December 29 to January 4 (Monday through Sunday), Cultivating Clear Seeing, Opening the Heart (with Heather Sundberg), 6-day retreat: Cloud Mountain (north of Portland, OR): In this New Year's retreat we will emphasize the development of wisdom and the awakened heart through practices that help us to quiet our minds, ground in our bodies, open our hearts, and strengthen mindfulness leading to insight. There will be a special emphasis on both the cultivation of liberating insight into our basic nature and the nature of experience, andl ovingkindess practice -- cultivating a warm, open heart toward ourselves and others, as a basic way of being in the world, as well as the integration of these two foundational practices. As we move into the New Year, we'll enjoy a New Year's ritual that supports the general aim of our retreat -- to empower our deeper intentions for the coming year. There will be complete meditation instructions, sitting and walking meditation, evening talks and personal meetings with the teachers, all in the context of a small, supportive practice community. We will also offer simple Qigong movement practice and chanting. The retreat is open to new as well as experienced practitioners. For further info, go to http://cloudmountain.org.
Ongoing Wednesdays Class, Spirit Rock, Woodacre, CA: 9 to 11 a.m. morning class: Co-teach with Sylvia Boorstein (most Wednesdays, either Sylvia or I will teach): 45 minute meditation, talk and discussion. Class cost $8-10, teaching is by donation (dana). Donald will be teaching August 20, 27; October 1, 8, 22; November 19, 26; and December 3, 10.
Information for Spirit Rock Retreats and Daylongs: Registration: For more information, call 415-488-0164 or go to www.spiritrock.org/. Daylongs cost $50-108 sliding scale, plus a donation (dana) for the teacher.
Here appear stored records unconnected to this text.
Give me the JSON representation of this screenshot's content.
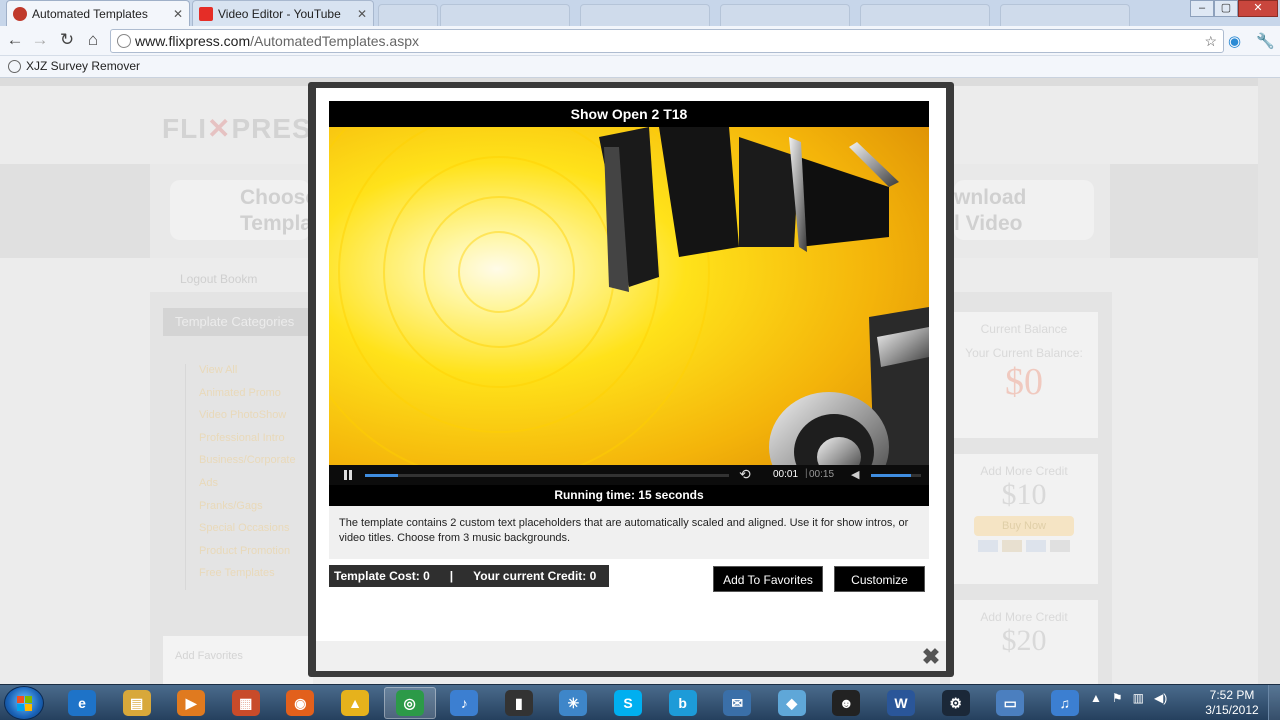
{
  "browser": {
    "tabs": [
      {
        "label": "Automated Templates",
        "favicon_color": "#c0392b",
        "active": true
      },
      {
        "label": "Video Editor - YouTube",
        "favicon_color": "#e52d27",
        "active": false
      }
    ],
    "url_host": "www.flixpress.com",
    "url_path": "/AutomatedTemplates.aspx",
    "bookmarks": [
      {
        "label": "XJZ Survey Remover"
      }
    ]
  },
  "background_page": {
    "logo_prefix": "FLI",
    "logo_suffix": "PRESS",
    "step_left": "Choose\nTempla",
    "step_right": "wnload\nl Video",
    "login_text": "Logout    Bookm",
    "categories_title": "Template Categories",
    "categories": [
      "View All",
      "Animated Promo",
      "Video PhotoShow",
      "Professional Intro",
      "Business/Corporate",
      "Ads",
      "Pranks/Gags",
      "Special Occasions",
      "Product Promotion",
      "Free Templates"
    ],
    "footer_box": "Add Favorites",
    "credit_box": {
      "title": "Current Balance",
      "subtitle": "Your Current Balance:",
      "amount": "$0"
    },
    "add_credit_10": {
      "title": "Add More Credit",
      "amount": "$10",
      "buy": "Buy Now"
    },
    "add_credit_20": {
      "title": "Add More Credit",
      "amount": "$20"
    }
  },
  "modal": {
    "video_title": "Show Open 2 T18",
    "current_time": "00:01",
    "total_time": "00:15",
    "progress_fraction": 0.09,
    "volume_fraction": 0.8,
    "running_time": "Running time: 15 seconds",
    "description": "The template contains 2 custom text placeholders that are automatically scaled and aligned. Use it for show intros, or video titles. Choose from 3 music backgrounds.",
    "template_cost": "Template Cost: 0",
    "separator": "|",
    "current_credit": "Your current Credit: 0",
    "add_favorites_label": "Add To Favorites",
    "customize_label": "Customize",
    "close_glyph": "✖"
  },
  "taskbar": {
    "apps": [
      {
        "name": "internet-explorer",
        "glyph": "e",
        "color": "#1e73c8"
      },
      {
        "name": "file-explorer",
        "glyph": "▤",
        "color": "#d8a83a"
      },
      {
        "name": "media-player",
        "glyph": "▶",
        "color": "#e07a1f"
      },
      {
        "name": "control-panel",
        "glyph": "▦",
        "color": "#c84b2a"
      },
      {
        "name": "firefox",
        "glyph": "◉",
        "color": "#e2601c"
      },
      {
        "name": "shapes-app",
        "glyph": "▲",
        "color": "#e6b21c"
      },
      {
        "name": "chrome",
        "glyph": "◎",
        "color": "#2c9a48"
      },
      {
        "name": "itunes",
        "glyph": "♪",
        "color": "#3c7fd1"
      },
      {
        "name": "phone-app",
        "glyph": "▮",
        "color": "#333333"
      },
      {
        "name": "safari",
        "glyph": "✳",
        "color": "#3e86c9"
      },
      {
        "name": "skype",
        "glyph": "S",
        "color": "#00aff0"
      },
      {
        "name": "blurb",
        "glyph": "b",
        "color": "#1d9bd8"
      },
      {
        "name": "thunderbird",
        "glyph": "✉",
        "color": "#3a6fa8"
      },
      {
        "name": "notes-app",
        "glyph": "◆",
        "color": "#5fa7d8"
      },
      {
        "name": "mascot-app",
        "glyph": "☻",
        "color": "#222222"
      },
      {
        "name": "word",
        "glyph": "W",
        "color": "#2a5699"
      },
      {
        "name": "steam",
        "glyph": "⚙",
        "color": "#1b2838"
      },
      {
        "name": "remote-desktop",
        "glyph": "▭",
        "color": "#4b7fbf"
      },
      {
        "name": "itunes-2",
        "glyph": "♫",
        "color": "#3c7fd1"
      }
    ],
    "time": "7:52 PM",
    "date": "3/15/2012"
  }
}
Volunteer opportunities are available; contact the Spirit Rock volunteer coordinator, at 415-488-0164, x224.
Donald’s Talks Are Available At:
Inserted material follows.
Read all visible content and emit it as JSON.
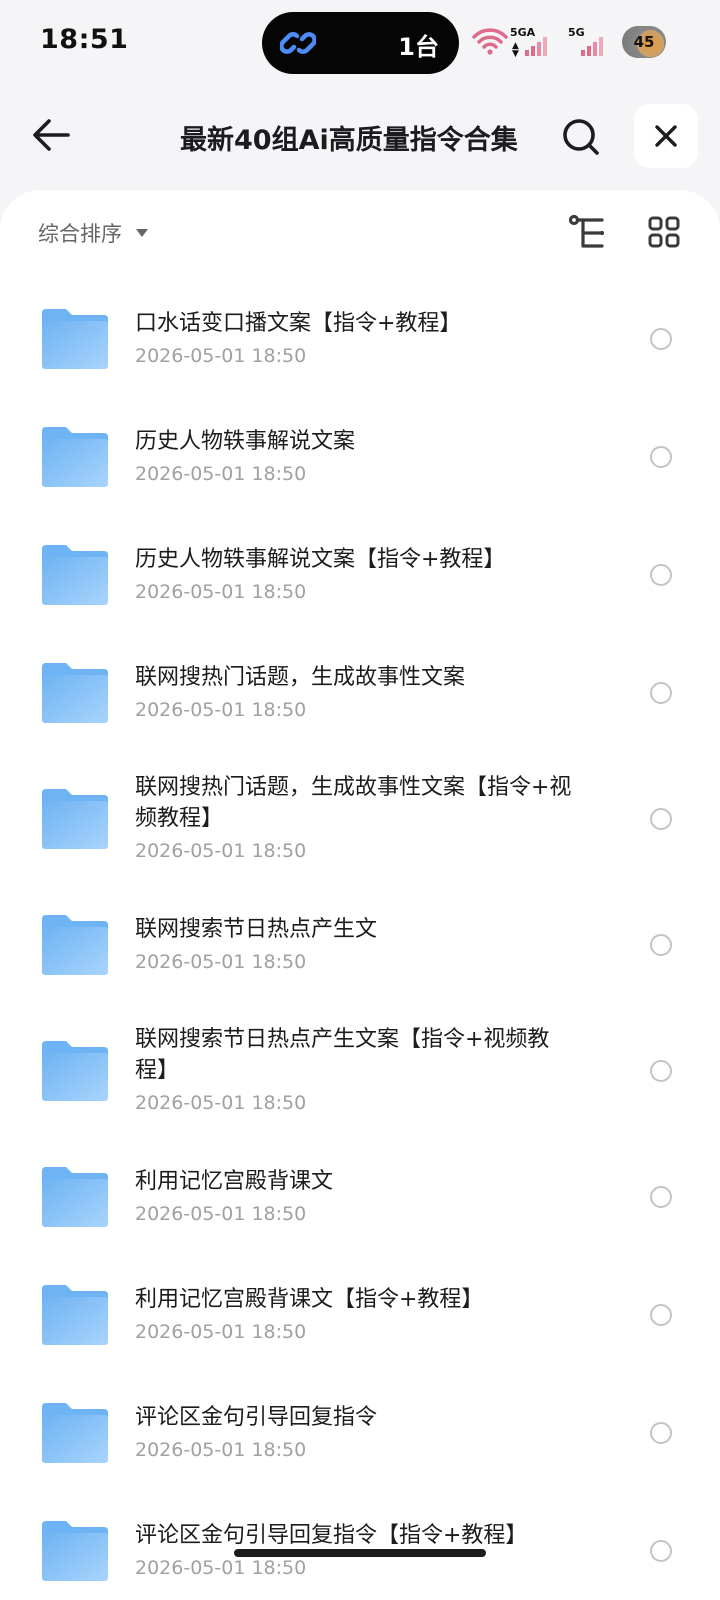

Dharma Seed (www.dharmaseed.org /)
Audio Dharma (www.audiodharma.org/)
Benicia Sangha (www.bsangha.net/)
and other sites.